Lyon’s colossal Musée des Confluences breaks the rules and allows visitors to touch authentic artifacts

Lyon’s colossal Musée des Confluences has finally opened its doors.

The colossal and controversial Musée des Confluences in Lyon opened its gates with the “Expect the unusual” message. The mega building of glass and steel located where the Rhone and the Saone rivers meet hosts a unique collection of 2 million objects from every continent with the aim of “telling the story of humankind”. The new museum covers an impressive 5,000 square meters. It is one of the rarest museum where visitors are able to touch some items on show, like a 630 kg meteorite for example.

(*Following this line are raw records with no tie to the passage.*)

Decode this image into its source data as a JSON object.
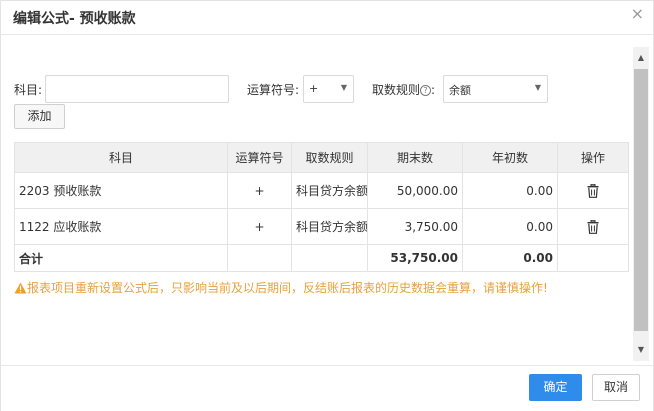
{
  "dialog": {
    "title": "编辑公式- 预收账款",
    "close_glyph": "×"
  },
  "form": {
    "subject_label": "科目:",
    "subject_value": "",
    "operator_label": "运算符号:",
    "operator_value": "+",
    "rule_label": "取数规则",
    "rule_colon": ":",
    "rule_value": "余额",
    "add_label": "添加"
  },
  "table": {
    "columns": [
      "科目",
      "运算符号",
      "取数规则",
      "期末数",
      "年初数",
      "操作"
    ],
    "rows": [
      {
        "subject": "2203 预收账款",
        "op": "+",
        "rule": "科目贷方余额",
        "end": "50,000.00",
        "begin": "0.00",
        "action_icon": "trash-icon"
      },
      {
        "subject": "1122 应收账款",
        "op": "+",
        "rule": "科目贷方余额",
        "end": "3,750.00",
        "begin": "0.00",
        "action_icon": "trash-icon"
      }
    ],
    "total": {
      "label": "合计",
      "end": "53,750.00",
      "begin": "0.00"
    }
  },
  "warning": "报表项目重新设置公式后，只影响当前及以后期间，反结账后报表的历史数据会重算，请谨慎操作!",
  "footer": {
    "ok_label": "确定",
    "cancel_label": "取消"
  },
  "colors": {
    "primary": "#2f8cea",
    "warning": "#e6a23c",
    "header_bg": "#f0f0f0"
  }
}
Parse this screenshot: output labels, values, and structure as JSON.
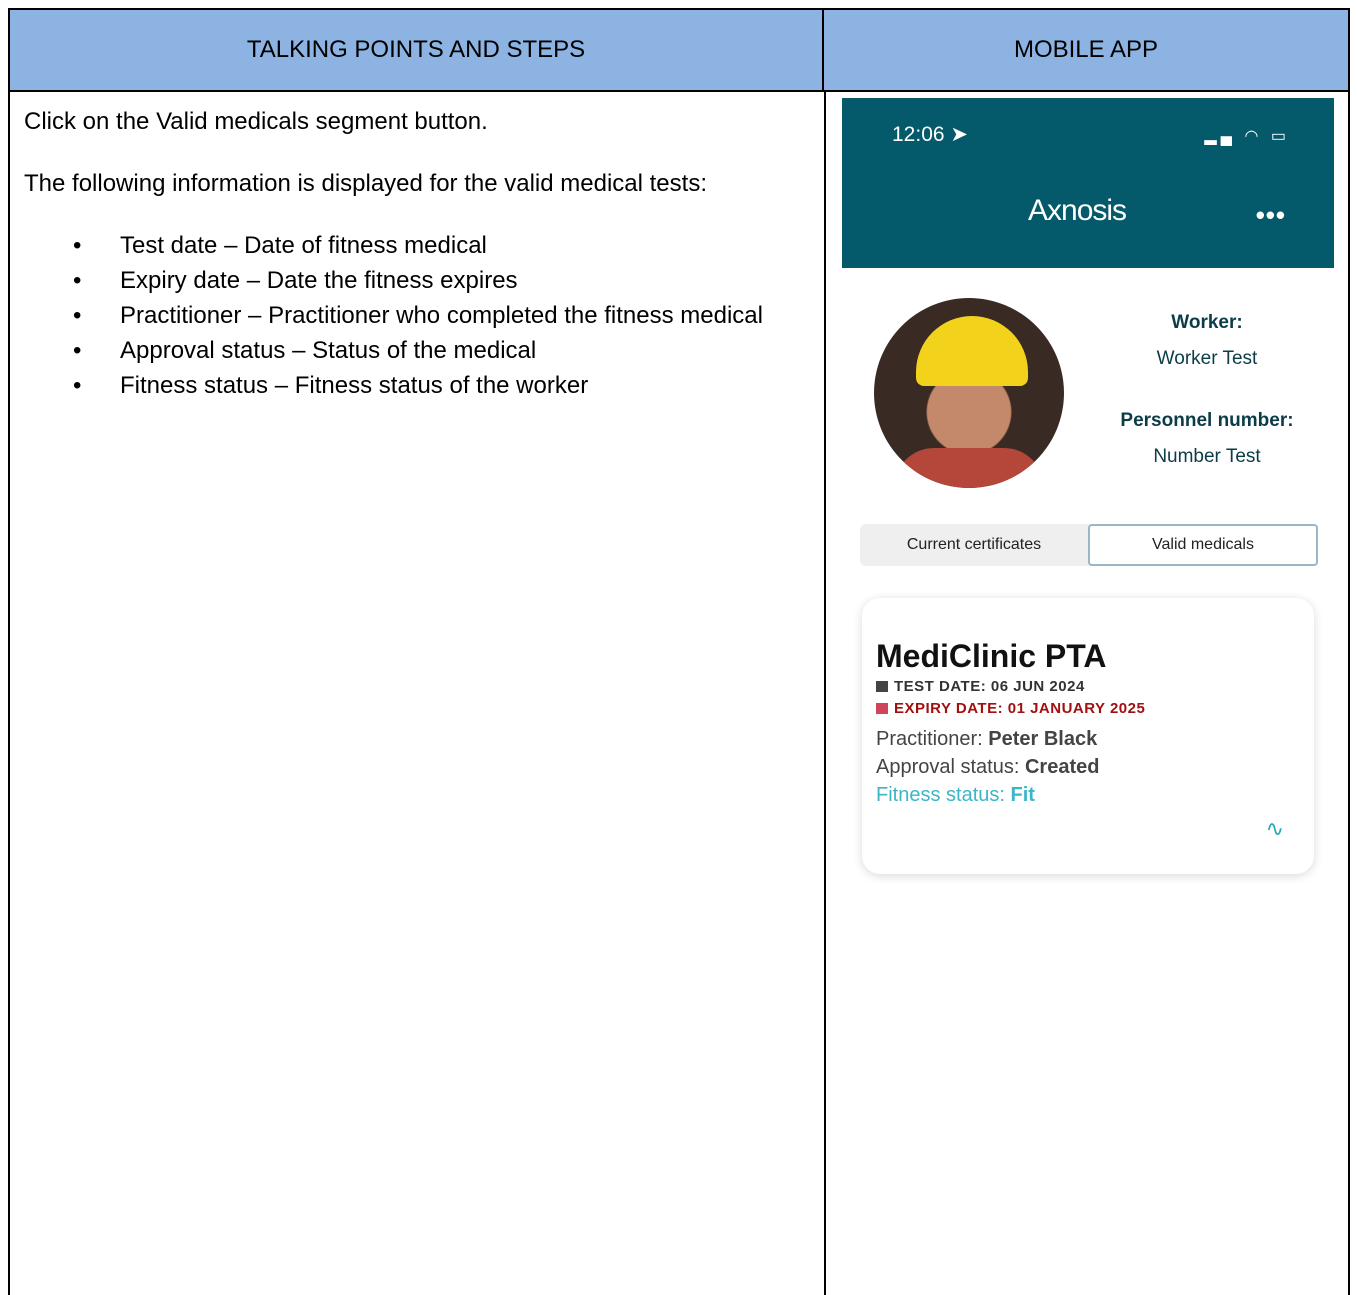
{
  "headers": {
    "left": "TALKING POINTS AND STEPS",
    "right": "MOBILE APP"
  },
  "intro": {
    "pre": "Click on the ",
    "bold": "Valid medicals",
    "post": " segment button."
  },
  "lead": "The following information is displayed for the valid medical tests:",
  "bullets": [
    {
      "term": "Test date –",
      "desc": " Date of fitness medical"
    },
    {
      "term": "Expiry date –",
      "desc": " Date the fitness expires"
    },
    {
      "term": "Practitioner",
      "desc": " – Practitioner who completed the fitness medical"
    },
    {
      "term": "Approval status –",
      "desc": " Status of the medical"
    },
    {
      "term": "Fitness status –",
      "desc": " Fitness status of the worker"
    }
  ],
  "app": {
    "time": "12:06",
    "logo": "Axnosis",
    "worker_label": "Worker:",
    "worker_value": "Worker Test",
    "personnel_label": "Personnel number:",
    "personnel_value": "Number Test",
    "segments": [
      "Current certificates",
      "Valid medicals"
    ],
    "selected_segment": "Valid medicals",
    "card": {
      "clinic": "MediClinic PTA",
      "test_date": "TEST DATE: 06 JUN 2024",
      "expiry_date": "EXPIRY DATE: 01 JANUARY 2025",
      "practitioner_label": "Practitioner:",
      "practitioner_value": "Peter Black",
      "approval_label": "Approval status:",
      "approval_value": "Created",
      "fitness_label": "Fitness status:",
      "fitness_value": "Fit"
    },
    "colors": {
      "topbar": "#045a6b",
      "expiry": "#a01010",
      "fitness": "#3bb6c7"
    }
  }
}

“This museum carries its name very well. Beyond its geographic location, it really is a meeting point, a place that offers exchange, a fresh perspective, the intelligence of a new outlook because we take a cross-cutting look on our collections and all our subjects are treated in a multi-disciplinary manner,” museum’s director, Hélène Lafont-Couturier told

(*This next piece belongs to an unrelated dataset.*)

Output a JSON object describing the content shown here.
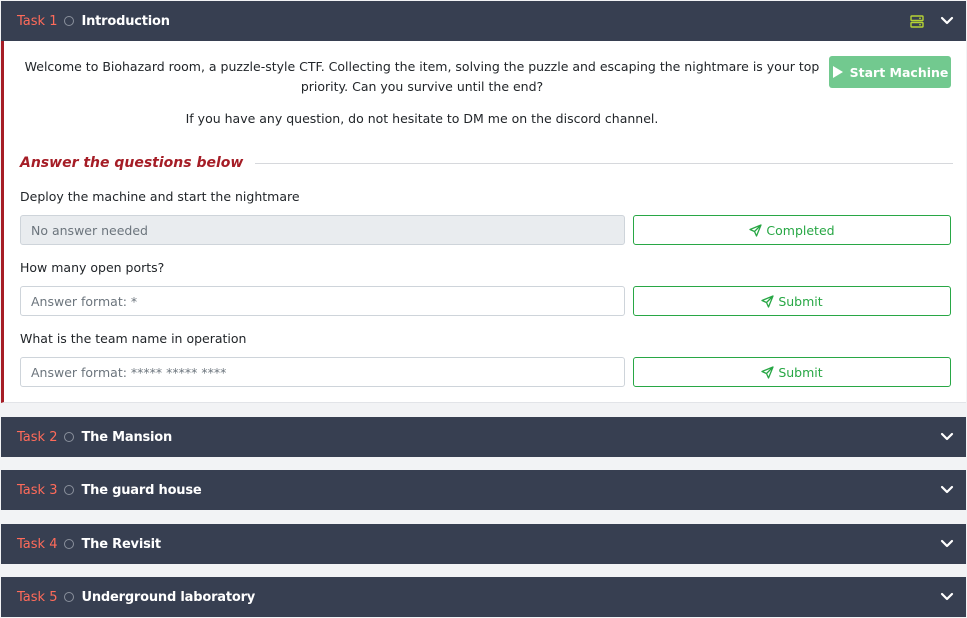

“The museum’s architecture – a deconstructivist design – is an object of curiosity in itself,” said Helene Lafont-Couturier, director of the new museum. “At the confluence of the Rhône and Saône rivers, this airy structure of crystal glass and intersecting steel offers an unparalleled view that changes with the light of day, the seasons and the weather.”

The glass hall leads to the numerous exhibition rooms dedicated to the origins of the Earth, fossils, or space exploration through meteorites, the complete fossil of a mammoth discovered just 2 kilometres away from the museum and a 630 kg meteorite being some of the stars of the new cultural institution. The museum’s permanent collection is dedicated to artifacts borrowed from cultures around world. Every room is a stage for the same question of the origins of mankind and an evidence that human beings are just a part of Earth’s massive biodiversity.

“The questions we ask are philosophical, but are nevertheless accessible to everyone since they are questions which every individual, every society asks itself. Where does life come from? What are the origins of mankind? What are the origins of the universe and what is the place of mankind in this biodiversity? The organisation of societies, man and death… these questions are asked in each exhibition,” said Nicolas Dupont, head of collections and exhibitions.